Bil’s rating (out of 5): BBB.
Czech Republic/New Zealand/USA, 2019. TSG Entertainment, Piki Films, Defender Films, Czech Anglo Productions. Screenplay by Taika Waititi, based on the novel Caging Skies by Christine Leunens. Cinematography by Mihai Malaimare Jr.. Produced by Carthew Neal, Taika Waititi, Chelsea Winstanley. Music by Michael Giacchino. Production Design by Ra Vincent. Costume Design by Mayes C. Rubeo. Film Editing by Tom Eagles. Academy Awards 2019. AFI Film of the Year 2019. Golden Globe Awards 2019. National Board of Review Awards 2019. Philadelphia Film Critics Awards 2019. Toronto International Film Festival 2019. Washington Film Critics Awards 2019.
A ten year-old boy named Johannes, nicknamed Jojo by his intimates, is proud of his country’s move towards right-wing nationalism, so determined to be a good German that he turns his chancellor Adolf Hitler (played by the film’s director Taika Waititi) into his imaginary friend to guide and inspire him at all of life’s confusing turns.
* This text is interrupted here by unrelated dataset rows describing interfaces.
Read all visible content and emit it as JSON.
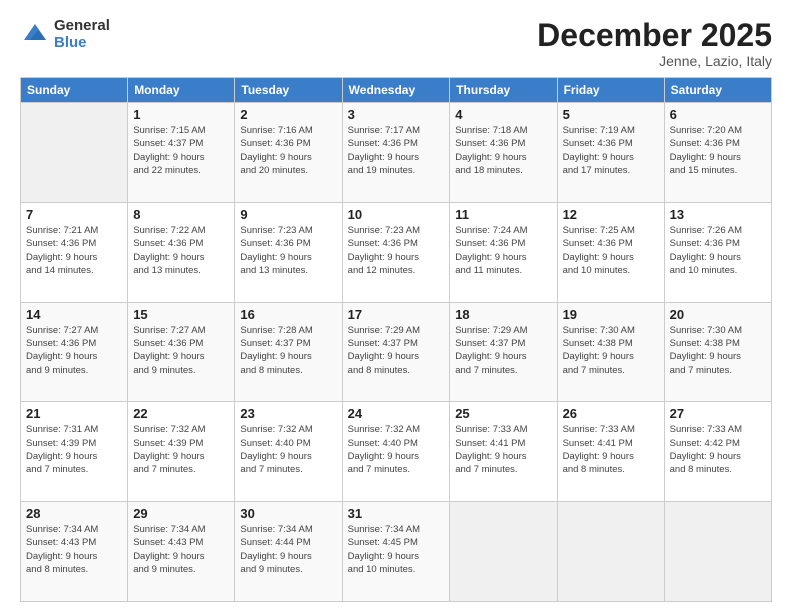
{
  "logo": {
    "general": "General",
    "blue": "Blue"
  },
  "header": {
    "month": "December 2025",
    "location": "Jenne, Lazio, Italy"
  },
  "days_of_week": [
    "Sunday",
    "Monday",
    "Tuesday",
    "Wednesday",
    "Thursday",
    "Friday",
    "Saturday"
  ],
  "weeks": [
    [
      {
        "day": "",
        "info": ""
      },
      {
        "day": "1",
        "info": "Sunrise: 7:15 AM\nSunset: 4:37 PM\nDaylight: 9 hours\nand 22 minutes."
      },
      {
        "day": "2",
        "info": "Sunrise: 7:16 AM\nSunset: 4:36 PM\nDaylight: 9 hours\nand 20 minutes."
      },
      {
        "day": "3",
        "info": "Sunrise: 7:17 AM\nSunset: 4:36 PM\nDaylight: 9 hours\nand 19 minutes."
      },
      {
        "day": "4",
        "info": "Sunrise: 7:18 AM\nSunset: 4:36 PM\nDaylight: 9 hours\nand 18 minutes."
      },
      {
        "day": "5",
        "info": "Sunrise: 7:19 AM\nSunset: 4:36 PM\nDaylight: 9 hours\nand 17 minutes."
      },
      {
        "day": "6",
        "info": "Sunrise: 7:20 AM\nSunset: 4:36 PM\nDaylight: 9 hours\nand 15 minutes."
      }
    ],
    [
      {
        "day": "7",
        "info": "Sunrise: 7:21 AM\nSunset: 4:36 PM\nDaylight: 9 hours\nand 14 minutes."
      },
      {
        "day": "8",
        "info": "Sunrise: 7:22 AM\nSunset: 4:36 PM\nDaylight: 9 hours\nand 13 minutes."
      },
      {
        "day": "9",
        "info": "Sunrise: 7:23 AM\nSunset: 4:36 PM\nDaylight: 9 hours\nand 13 minutes."
      },
      {
        "day": "10",
        "info": "Sunrise: 7:23 AM\nSunset: 4:36 PM\nDaylight: 9 hours\nand 12 minutes."
      },
      {
        "day": "11",
        "info": "Sunrise: 7:24 AM\nSunset: 4:36 PM\nDaylight: 9 hours\nand 11 minutes."
      },
      {
        "day": "12",
        "info": "Sunrise: 7:25 AM\nSunset: 4:36 PM\nDaylight: 9 hours\nand 10 minutes."
      },
      {
        "day": "13",
        "info": "Sunrise: 7:26 AM\nSunset: 4:36 PM\nDaylight: 9 hours\nand 10 minutes."
      }
    ],
    [
      {
        "day": "14",
        "info": "Sunrise: 7:27 AM\nSunset: 4:36 PM\nDaylight: 9 hours\nand 9 minutes."
      },
      {
        "day": "15",
        "info": "Sunrise: 7:27 AM\nSunset: 4:36 PM\nDaylight: 9 hours\nand 9 minutes."
      },
      {
        "day": "16",
        "info": "Sunrise: 7:28 AM\nSunset: 4:37 PM\nDaylight: 9 hours\nand 8 minutes."
      },
      {
        "day": "17",
        "info": "Sunrise: 7:29 AM\nSunset: 4:37 PM\nDaylight: 9 hours\nand 8 minutes."
      },
      {
        "day": "18",
        "info": "Sunrise: 7:29 AM\nSunset: 4:37 PM\nDaylight: 9 hours\nand 7 minutes."
      },
      {
        "day": "19",
        "info": "Sunrise: 7:30 AM\nSunset: 4:38 PM\nDaylight: 9 hours\nand 7 minutes."
      },
      {
        "day": "20",
        "info": "Sunrise: 7:30 AM\nSunset: 4:38 PM\nDaylight: 9 hours\nand 7 minutes."
      }
    ],
    [
      {
        "day": "21",
        "info": "Sunrise: 7:31 AM\nSunset: 4:39 PM\nDaylight: 9 hours\nand 7 minutes."
      },
      {
        "day": "22",
        "info": "Sunrise: 7:32 AM\nSunset: 4:39 PM\nDaylight: 9 hours\nand 7 minutes."
      },
      {
        "day": "23",
        "info": "Sunrise: 7:32 AM\nSunset: 4:40 PM\nDaylight: 9 hours\nand 7 minutes."
      },
      {
        "day": "24",
        "info": "Sunrise: 7:32 AM\nSunset: 4:40 PM\nDaylight: 9 hours\nand 7 minutes."
      },
      {
        "day": "25",
        "info": "Sunrise: 7:33 AM\nSunset: 4:41 PM\nDaylight: 9 hours\nand 7 minutes."
      },
      {
        "day": "26",
        "info": "Sunrise: 7:33 AM\nSunset: 4:41 PM\nDaylight: 9 hours\nand 8 minutes."
      },
      {
        "day": "27",
        "info": "Sunrise: 7:33 AM\nSunset: 4:42 PM\nDaylight: 9 hours\nand 8 minutes."
      }
    ],
    [
      {
        "day": "28",
        "info": "Sunrise: 7:34 AM\nSunset: 4:43 PM\nDaylight: 9 hours\nand 8 minutes."
      },
      {
        "day": "29",
        "info": "Sunrise: 7:34 AM\nSunset: 4:43 PM\nDaylight: 9 hours\nand 9 minutes."
      },
      {
        "day": "30",
        "info": "Sunrise: 7:34 AM\nSunset: 4:44 PM\nDaylight: 9 hours\nand 9 minutes."
      },
      {
        "day": "31",
        "info": "Sunrise: 7:34 AM\nSunset: 4:45 PM\nDaylight: 9 hours\nand 10 minutes."
      },
      {
        "day": "",
        "info": ""
      },
      {
        "day": "",
        "info": ""
      },
      {
        "day": "",
        "info": ""
      }
    ]
  ]
}
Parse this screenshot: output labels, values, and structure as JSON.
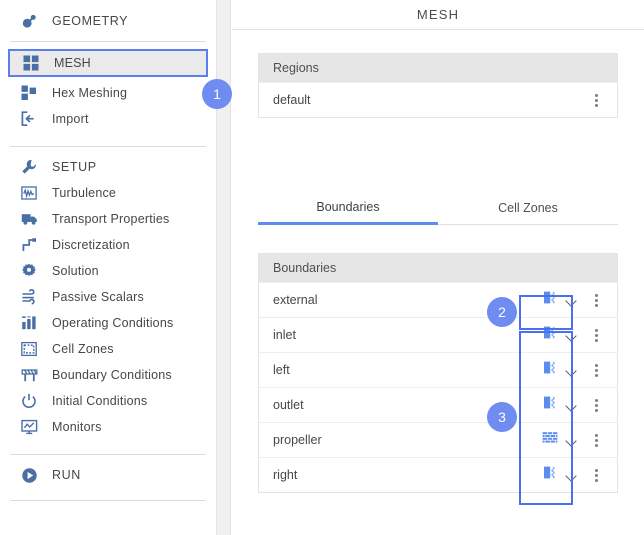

Jojo takes part in the Hitler Youth movement, mustard-coloured shirt and all, but is sent home to recuperate after an unfortunate (and very funny) training incident involving a hand grenade, and while stuck inside the house uncovers a devastating secret: his loving mother (Scarlett Johansson in a very warm performance) is hiding a Jewish girl (Thomasin McKenzie) in his late sister’s bedroom. At first repulsed by a member of the race that he has been led to believe is corrupt by nature and dangerous to approach, little Jojo becomes determined to help his beloved Aryan people by studying this young woman, beginning work on a book about her that will lead to his own glory. What he accidentally does, though, is fall in love with her, and as the events of this cruel period in history take their toll on his personal life, he comes to a deeper understanding of the morality of a murderous regime that he has been treating like his favourite sports team. Waititi adapts Christine Leunens’ dramatic novel Caging Skies to his own brand of insouciant humour, bringing an improvisational feel that emphasizes the absurdity of the Nazi ideology that took human life so far away from any practical understanding of human nature (best exemplified by Archie Yates as Jojo’s best friend Yorki). Whimsy is the main method of operation here, the plot revolves around a few strong set pieces that are populated with a terrific cast of actors (the best of them Sam Rockwell as a half-blind army Captain with a heart of gold) but that ultimately don’t amount to a full-course meal. It’s as if The Tin Drum were remade for the Adderall generation, giving the main character a framework of personal and political growth but shading the experience with very little detail (just look how pretentiously twee the last scene is, for example). It’s a very pleasant and amusing film, at times sublime thanks to Roman Griffin Davis‘s terrific performance in the title role and more than a few big laughs that come from small moments, but it demands far too little of its audience to be either important or unforgettable.